One silver lining (yes, damn it, they can be there, just don’t ask me for them before I’m ready!) to our family’s experience is how Mimi is so naturally accepting of just about anything she might run into in the way of disabilities around her. I learned how deep this full acceptance can run when she was only six, and had spent a couple of weeks at a sign language summer camp offered at Children’s Hospital. As the final day of camp approached, with an ice cream party to finish things off, Mimi was very excited that I would get to meet her “best friend at camp”, Bella. I asked questions about her – six-year-old best friendships are remarkably short on detail – and learned that she was Mimi’s age, had long dark hair, loved Webkinz stuffies, and “she’s just fun”.
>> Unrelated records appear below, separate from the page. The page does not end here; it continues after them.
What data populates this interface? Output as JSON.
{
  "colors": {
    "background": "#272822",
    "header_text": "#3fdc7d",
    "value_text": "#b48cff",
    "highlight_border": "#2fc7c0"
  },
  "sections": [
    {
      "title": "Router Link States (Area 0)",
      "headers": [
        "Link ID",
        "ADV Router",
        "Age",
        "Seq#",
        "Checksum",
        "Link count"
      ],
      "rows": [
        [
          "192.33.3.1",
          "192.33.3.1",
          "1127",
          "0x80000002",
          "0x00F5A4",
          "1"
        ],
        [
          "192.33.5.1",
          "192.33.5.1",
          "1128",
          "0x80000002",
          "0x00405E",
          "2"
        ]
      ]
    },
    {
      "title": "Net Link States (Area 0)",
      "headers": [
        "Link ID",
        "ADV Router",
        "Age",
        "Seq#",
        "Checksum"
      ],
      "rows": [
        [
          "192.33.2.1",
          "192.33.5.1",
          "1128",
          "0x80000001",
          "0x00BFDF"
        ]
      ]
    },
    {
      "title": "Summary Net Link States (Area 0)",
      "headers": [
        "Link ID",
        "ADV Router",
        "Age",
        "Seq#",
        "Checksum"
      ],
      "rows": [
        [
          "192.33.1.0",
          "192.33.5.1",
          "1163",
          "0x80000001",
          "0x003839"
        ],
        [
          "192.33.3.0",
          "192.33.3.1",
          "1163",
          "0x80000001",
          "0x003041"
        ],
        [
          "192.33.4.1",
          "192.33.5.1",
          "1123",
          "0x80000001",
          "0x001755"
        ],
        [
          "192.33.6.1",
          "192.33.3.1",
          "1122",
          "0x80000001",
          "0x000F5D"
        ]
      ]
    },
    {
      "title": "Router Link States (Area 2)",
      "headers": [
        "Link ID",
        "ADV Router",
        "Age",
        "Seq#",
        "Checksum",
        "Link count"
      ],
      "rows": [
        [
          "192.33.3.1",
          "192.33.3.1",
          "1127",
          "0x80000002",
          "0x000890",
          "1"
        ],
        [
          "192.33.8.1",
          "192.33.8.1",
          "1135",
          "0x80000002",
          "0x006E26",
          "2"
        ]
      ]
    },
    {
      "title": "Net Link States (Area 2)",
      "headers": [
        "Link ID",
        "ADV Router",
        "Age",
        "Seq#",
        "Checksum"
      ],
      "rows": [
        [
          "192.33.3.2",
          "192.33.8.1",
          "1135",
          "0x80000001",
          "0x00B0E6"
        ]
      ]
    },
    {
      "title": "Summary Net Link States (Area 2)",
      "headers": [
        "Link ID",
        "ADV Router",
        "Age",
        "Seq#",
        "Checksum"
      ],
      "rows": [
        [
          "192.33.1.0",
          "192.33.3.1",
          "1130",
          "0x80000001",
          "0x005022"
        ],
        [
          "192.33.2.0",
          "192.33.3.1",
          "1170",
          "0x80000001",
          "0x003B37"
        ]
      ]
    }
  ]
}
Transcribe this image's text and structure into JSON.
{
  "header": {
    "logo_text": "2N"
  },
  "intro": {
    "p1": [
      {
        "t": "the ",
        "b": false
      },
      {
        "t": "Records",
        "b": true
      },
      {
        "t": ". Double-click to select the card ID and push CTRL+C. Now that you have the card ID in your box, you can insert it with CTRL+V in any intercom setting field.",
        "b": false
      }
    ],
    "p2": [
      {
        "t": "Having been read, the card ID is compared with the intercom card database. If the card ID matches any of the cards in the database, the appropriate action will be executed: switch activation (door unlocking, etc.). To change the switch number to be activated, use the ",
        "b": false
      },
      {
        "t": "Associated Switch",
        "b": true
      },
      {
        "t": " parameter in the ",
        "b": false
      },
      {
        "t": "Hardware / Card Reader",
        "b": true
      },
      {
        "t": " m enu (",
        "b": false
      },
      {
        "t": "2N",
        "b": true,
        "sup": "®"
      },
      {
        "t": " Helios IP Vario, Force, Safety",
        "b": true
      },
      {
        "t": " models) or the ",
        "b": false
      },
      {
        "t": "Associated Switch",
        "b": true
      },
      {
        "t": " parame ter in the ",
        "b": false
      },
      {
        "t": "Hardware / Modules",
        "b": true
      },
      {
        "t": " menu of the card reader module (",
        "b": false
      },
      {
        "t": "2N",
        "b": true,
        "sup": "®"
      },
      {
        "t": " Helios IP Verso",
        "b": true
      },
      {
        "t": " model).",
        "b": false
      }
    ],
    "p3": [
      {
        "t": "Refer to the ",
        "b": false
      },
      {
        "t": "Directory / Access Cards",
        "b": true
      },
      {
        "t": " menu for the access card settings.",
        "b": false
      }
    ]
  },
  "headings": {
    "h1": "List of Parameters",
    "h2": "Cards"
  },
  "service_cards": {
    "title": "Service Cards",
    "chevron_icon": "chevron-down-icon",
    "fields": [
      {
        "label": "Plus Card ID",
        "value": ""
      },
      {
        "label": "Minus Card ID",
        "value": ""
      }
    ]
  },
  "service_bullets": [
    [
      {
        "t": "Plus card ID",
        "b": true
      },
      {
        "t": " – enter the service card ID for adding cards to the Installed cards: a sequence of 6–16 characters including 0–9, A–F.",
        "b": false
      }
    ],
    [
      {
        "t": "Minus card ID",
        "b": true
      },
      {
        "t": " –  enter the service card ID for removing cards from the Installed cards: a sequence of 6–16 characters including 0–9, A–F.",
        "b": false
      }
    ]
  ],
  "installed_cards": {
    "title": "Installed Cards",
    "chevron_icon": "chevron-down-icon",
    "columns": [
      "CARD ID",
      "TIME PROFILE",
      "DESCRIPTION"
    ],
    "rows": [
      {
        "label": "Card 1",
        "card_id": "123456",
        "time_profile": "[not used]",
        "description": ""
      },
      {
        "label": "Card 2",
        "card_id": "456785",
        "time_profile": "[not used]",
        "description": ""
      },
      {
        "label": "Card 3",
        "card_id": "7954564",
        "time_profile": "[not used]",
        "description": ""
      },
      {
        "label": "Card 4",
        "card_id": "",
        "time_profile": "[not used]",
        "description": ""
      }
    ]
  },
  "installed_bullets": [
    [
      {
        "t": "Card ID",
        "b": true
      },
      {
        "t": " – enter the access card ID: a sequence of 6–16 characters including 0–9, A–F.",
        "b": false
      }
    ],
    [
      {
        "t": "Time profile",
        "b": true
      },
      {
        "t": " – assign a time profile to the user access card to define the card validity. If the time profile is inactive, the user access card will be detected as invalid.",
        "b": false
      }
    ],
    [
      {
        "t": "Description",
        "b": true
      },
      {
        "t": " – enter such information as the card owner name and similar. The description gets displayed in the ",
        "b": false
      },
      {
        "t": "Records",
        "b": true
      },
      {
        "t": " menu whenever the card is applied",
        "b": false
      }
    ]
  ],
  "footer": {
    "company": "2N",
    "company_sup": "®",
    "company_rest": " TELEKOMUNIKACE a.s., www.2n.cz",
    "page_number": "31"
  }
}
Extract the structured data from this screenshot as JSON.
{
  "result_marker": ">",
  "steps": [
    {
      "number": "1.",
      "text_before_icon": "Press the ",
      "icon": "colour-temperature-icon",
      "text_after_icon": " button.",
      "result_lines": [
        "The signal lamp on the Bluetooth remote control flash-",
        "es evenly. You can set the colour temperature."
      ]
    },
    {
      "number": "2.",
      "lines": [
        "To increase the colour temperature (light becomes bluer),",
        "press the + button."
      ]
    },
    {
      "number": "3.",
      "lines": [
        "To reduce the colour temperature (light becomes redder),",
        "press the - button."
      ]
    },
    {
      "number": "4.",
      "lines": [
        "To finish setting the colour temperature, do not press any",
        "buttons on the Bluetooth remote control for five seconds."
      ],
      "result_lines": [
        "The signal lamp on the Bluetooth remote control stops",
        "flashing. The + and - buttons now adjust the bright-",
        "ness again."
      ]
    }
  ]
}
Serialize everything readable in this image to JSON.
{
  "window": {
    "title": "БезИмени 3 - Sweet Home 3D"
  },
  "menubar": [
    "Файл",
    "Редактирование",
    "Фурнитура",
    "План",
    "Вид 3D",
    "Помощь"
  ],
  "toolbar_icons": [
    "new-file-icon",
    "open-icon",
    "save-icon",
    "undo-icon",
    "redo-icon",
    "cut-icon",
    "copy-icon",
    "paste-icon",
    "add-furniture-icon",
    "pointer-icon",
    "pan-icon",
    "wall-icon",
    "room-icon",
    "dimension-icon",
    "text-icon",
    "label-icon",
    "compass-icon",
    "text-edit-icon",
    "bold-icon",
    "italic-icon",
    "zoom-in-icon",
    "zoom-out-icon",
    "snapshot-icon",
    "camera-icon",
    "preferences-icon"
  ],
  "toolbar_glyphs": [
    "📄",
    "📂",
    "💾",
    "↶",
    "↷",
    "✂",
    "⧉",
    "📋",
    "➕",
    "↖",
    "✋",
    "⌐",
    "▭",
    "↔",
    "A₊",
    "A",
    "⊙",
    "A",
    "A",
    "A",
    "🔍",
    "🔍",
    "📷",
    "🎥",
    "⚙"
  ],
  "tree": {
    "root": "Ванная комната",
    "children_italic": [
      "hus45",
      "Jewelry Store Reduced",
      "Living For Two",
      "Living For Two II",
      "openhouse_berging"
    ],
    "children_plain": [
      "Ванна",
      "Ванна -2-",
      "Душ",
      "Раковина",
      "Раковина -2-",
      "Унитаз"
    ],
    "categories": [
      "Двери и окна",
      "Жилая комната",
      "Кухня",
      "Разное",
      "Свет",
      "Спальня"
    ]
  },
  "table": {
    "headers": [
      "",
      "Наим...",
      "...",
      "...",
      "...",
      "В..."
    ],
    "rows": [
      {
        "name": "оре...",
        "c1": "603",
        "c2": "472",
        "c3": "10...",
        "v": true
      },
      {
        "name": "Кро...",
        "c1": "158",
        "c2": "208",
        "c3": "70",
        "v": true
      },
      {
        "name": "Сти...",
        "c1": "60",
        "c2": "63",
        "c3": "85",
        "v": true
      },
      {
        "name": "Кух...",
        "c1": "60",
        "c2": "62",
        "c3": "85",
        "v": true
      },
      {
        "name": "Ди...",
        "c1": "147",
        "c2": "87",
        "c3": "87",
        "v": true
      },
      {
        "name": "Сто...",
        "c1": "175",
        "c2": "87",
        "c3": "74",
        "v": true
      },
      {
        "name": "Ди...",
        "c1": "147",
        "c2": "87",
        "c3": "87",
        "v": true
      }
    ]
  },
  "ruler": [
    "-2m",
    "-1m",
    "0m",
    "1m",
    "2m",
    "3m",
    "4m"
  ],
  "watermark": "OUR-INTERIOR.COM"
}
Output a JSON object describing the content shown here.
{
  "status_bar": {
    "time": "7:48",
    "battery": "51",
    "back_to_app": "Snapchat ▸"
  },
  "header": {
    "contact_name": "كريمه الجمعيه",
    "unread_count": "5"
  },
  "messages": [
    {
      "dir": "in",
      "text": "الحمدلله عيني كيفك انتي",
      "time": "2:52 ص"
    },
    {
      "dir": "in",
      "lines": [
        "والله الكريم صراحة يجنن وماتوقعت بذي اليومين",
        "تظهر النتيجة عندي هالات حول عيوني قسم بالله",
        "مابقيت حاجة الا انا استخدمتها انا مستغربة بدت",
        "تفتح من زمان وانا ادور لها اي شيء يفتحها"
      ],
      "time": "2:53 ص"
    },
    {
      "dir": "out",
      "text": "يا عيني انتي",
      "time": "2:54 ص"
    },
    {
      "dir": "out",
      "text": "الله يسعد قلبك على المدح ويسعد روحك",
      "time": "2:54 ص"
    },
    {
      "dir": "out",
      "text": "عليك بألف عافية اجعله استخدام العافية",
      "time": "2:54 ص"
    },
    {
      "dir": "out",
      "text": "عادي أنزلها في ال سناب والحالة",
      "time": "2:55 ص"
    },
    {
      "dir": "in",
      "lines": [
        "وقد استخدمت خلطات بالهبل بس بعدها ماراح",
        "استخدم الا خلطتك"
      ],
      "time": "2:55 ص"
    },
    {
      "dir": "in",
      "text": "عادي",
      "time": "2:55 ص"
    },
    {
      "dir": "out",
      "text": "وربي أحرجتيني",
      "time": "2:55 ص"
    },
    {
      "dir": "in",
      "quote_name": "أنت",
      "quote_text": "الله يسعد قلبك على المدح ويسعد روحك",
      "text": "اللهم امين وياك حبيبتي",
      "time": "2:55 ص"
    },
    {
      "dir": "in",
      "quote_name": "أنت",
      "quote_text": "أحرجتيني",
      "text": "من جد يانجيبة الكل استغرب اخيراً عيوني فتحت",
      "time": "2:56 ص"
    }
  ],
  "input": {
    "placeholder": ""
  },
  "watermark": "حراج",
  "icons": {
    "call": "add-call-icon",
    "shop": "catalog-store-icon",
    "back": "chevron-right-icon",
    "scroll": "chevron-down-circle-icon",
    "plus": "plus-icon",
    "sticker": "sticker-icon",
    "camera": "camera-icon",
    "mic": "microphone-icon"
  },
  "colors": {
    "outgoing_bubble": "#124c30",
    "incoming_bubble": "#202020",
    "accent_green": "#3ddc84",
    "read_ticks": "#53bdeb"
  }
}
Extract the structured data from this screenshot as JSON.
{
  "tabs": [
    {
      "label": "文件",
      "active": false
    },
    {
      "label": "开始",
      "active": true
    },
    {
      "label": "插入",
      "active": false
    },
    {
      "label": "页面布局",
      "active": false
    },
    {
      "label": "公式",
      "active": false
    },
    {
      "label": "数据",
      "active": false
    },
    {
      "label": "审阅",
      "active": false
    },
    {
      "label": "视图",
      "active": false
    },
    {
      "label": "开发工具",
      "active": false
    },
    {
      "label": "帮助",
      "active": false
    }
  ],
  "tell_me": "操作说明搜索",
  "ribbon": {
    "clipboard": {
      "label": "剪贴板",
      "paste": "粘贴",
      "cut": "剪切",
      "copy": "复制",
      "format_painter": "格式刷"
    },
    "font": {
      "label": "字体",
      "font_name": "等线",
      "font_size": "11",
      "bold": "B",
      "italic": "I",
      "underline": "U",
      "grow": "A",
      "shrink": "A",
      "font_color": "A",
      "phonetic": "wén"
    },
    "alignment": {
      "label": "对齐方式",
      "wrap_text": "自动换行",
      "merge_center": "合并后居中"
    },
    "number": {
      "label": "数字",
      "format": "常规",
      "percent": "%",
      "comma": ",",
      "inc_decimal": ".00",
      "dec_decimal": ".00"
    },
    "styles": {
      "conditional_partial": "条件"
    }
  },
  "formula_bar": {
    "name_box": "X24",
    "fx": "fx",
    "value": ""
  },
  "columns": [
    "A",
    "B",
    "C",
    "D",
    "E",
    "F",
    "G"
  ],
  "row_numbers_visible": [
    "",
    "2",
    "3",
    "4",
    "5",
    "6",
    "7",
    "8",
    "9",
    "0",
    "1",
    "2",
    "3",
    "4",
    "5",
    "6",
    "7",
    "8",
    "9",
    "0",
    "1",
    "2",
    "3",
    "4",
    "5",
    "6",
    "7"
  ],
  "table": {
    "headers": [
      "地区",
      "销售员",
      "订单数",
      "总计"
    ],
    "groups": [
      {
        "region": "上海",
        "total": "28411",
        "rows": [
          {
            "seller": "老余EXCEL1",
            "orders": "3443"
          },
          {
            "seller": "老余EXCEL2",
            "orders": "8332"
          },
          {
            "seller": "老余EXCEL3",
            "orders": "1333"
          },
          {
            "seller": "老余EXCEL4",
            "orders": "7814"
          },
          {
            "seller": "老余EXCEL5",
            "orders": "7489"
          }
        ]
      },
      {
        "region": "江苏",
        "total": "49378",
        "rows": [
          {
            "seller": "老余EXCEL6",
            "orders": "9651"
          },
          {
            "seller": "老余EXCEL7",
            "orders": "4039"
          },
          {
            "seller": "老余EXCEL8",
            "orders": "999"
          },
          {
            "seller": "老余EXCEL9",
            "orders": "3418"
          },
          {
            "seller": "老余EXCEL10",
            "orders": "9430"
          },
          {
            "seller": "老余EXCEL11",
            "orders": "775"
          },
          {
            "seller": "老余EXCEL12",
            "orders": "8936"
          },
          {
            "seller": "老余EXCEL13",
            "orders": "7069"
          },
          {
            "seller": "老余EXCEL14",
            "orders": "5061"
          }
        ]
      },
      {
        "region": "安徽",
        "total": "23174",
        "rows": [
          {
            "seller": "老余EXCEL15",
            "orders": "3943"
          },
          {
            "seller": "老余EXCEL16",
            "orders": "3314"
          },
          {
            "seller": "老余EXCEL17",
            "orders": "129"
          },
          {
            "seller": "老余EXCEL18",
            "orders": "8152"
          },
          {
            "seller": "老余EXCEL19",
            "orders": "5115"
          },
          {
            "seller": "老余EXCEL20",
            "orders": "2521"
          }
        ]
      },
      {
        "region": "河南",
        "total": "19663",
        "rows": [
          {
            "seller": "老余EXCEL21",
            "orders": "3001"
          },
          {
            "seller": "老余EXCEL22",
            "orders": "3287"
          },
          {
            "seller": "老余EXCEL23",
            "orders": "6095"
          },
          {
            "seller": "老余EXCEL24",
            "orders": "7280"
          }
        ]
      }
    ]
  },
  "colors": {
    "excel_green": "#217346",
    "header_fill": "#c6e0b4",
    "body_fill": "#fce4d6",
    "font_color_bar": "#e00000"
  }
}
When the ice cream was served and I had made sure Aida was being supervised so she wouldn’t steal other kids’ food or wander off somewhere, Mimi grabbed my arm and dragged me through the crowds of people talking loudly with both voices and hands to introduce me to Bella. I was led up to a lovely little girl with long, dark hair, a humor-filled smile – and sitting in a slightly distorted position in a wheelchair. Mimi had not only failed to mention this detail, when I pointed this out to her later she was genuinely puzzled as to why I would bother – though she did share that Aida had tried more than once to climb into the chair on top of Bella for the fun of the ride.
This year Mimi rides the short bus to school with her sister. The door-to-door service is hard to beat, but I’d had some qualms about whether it was okay to expect her to ride as the only “typical” student in a bus of disabled kids. Shame on me. Mimi tells great stories of those rides, completely matter-of-fact and therefore beautiful and expressive of the kind of love that makes even a cynic like me stay hopeful about humanity. “Lawn Boy really likes when I sit next to him, so I usually do, but when he spits I tell him he has to stop or I’ll have to change seats.” “Unicorn Guy likes to make animal noises, so I give him animals to be during the bus ride. If you say ‘flamingo’ or some other animal he doesn’t know the noise for, he barks.”
Those of us who love Aida deeply get to use endearing, offbeat, comical terms to describe her (I’m still planning a comic strip series or children’s book about Little Weird Girl, a nickname she earned back before any of her diagnoses) – her family and the many wonderful people who’ve helped her learn and develop, at school and at home, and let her touch their hearts while they’re at it. I find it easier to handle grief and stress when I can laugh about things, so I only try to avoid this language and stick to the more technical and PC terms with people who don’t “get” her, and need the right words to see past her shell.
Sometimes it helps me to remember that many autistic “self-regulatory” quirks are really an extreme expression of some basic human behaviors. Lots of us have similar things going on that are just less obvious and less disruptive to our ability to live our lives – like preferring a certain coffee mug in the morning for the way it feels in your hands, or using music to shut out other distractions. My personal favorite “stem” is to rub up and down along the fingernail of my ring finger with my thumb – always on my right hand. I remember this as a constant source of contentment when I was a child, and still today I find myself lulled by the smooth, silky feel of that nail when I need to calm down and center myself.
Like when I’m lying in bed at three and four and five in the morning, trying to drift back into jagged bits of sleep in between being woken by shrill Aida shrieks. And whenever I need to pull away from the stress and fatigue she causes, to remember what Aida’s real song is.